There has been considerable scientific investigation of the magnitude of the warming of Earth’s climate by changes in atmospheric carbon dioxide (CO2) concentration. Two standard metrics summarize the sensitivity of global surface temperature to an externally imposed radiative forcing. Equilibrium climate sensitivity (ECS) represents the equilibrium change in surface temperature to a doubling of atmospheric CO2 concentration. Transient climate response (TCR), a shorter-term measure over 70 years, represents warming at the time CO2 concentration has doubled when it is increased by 1% a year.
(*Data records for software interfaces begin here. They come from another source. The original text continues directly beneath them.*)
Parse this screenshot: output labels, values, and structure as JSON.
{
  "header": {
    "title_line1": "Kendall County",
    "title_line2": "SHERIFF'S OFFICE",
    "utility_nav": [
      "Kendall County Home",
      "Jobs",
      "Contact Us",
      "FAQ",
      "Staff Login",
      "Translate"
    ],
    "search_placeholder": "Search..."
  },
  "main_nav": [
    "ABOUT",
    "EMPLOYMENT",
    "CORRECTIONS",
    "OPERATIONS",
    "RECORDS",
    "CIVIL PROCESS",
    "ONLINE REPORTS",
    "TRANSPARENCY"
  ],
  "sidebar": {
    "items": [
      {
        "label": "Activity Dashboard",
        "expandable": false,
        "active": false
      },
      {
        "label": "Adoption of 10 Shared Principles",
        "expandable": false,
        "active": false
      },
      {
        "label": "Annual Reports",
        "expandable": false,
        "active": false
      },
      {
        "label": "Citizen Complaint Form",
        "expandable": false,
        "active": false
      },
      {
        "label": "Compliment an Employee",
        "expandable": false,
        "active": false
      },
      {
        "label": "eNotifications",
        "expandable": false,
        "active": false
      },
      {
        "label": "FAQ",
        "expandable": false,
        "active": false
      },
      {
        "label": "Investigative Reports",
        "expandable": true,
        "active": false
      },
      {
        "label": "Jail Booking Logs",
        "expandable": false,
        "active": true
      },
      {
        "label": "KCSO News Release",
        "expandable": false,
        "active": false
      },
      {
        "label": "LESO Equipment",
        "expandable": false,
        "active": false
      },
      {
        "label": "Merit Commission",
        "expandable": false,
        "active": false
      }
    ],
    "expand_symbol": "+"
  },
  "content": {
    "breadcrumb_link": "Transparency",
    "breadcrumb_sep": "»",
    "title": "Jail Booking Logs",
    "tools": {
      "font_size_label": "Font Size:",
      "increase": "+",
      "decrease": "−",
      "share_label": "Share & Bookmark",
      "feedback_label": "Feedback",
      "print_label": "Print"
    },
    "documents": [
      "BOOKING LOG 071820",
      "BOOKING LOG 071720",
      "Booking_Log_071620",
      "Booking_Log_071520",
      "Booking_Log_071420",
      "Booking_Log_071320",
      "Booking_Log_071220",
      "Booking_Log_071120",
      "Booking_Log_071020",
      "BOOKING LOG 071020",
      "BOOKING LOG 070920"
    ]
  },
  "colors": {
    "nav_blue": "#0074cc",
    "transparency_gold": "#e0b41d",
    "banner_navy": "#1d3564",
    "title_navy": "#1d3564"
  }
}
(…)

See also here

Emergent constraints on climate sensitivity in global climate models, Part 3

by Nic Lewis, March 29, 2018 in ClimateAudit (Steve McIntyre)


The two strongest potentially credible constraints, and conclusions

In Part 1 of this article the nature and validity of emergent constraints[1] on equilibrium climate sensitivity (ECS) in GCMs were discussed, drawing mainly on the analysis and assessment of 19 such constraints in Caldwell et al. (2018),[2] who concluded that only four of them were credible. An extract of the rows of Table 1 of Part 1 detailing those four emergent constraints is given below.[3]

Climate scientist admits embarrassment over future climate uncertainty

by J. Cartwright, March 16, 2018 in A. Watts WUWT


WUWT readers may recall this chart which clearly illustrates just how uncertain climate science really is.

t seems that some climate academics are a bit embarrassed that they haven’t been able to pin down climate sensitivity. From EU Horizon Magazine

Climate sensitivity – reducing the uncertainty of uncertainty

by Jon Cartwright

A study published in January 2018 claims to halve the uncertainty around how much our planet’s temperature will change in response to rising carbon dioxide (CO2) levels, potentially giving governments more confidence to prepare for the future.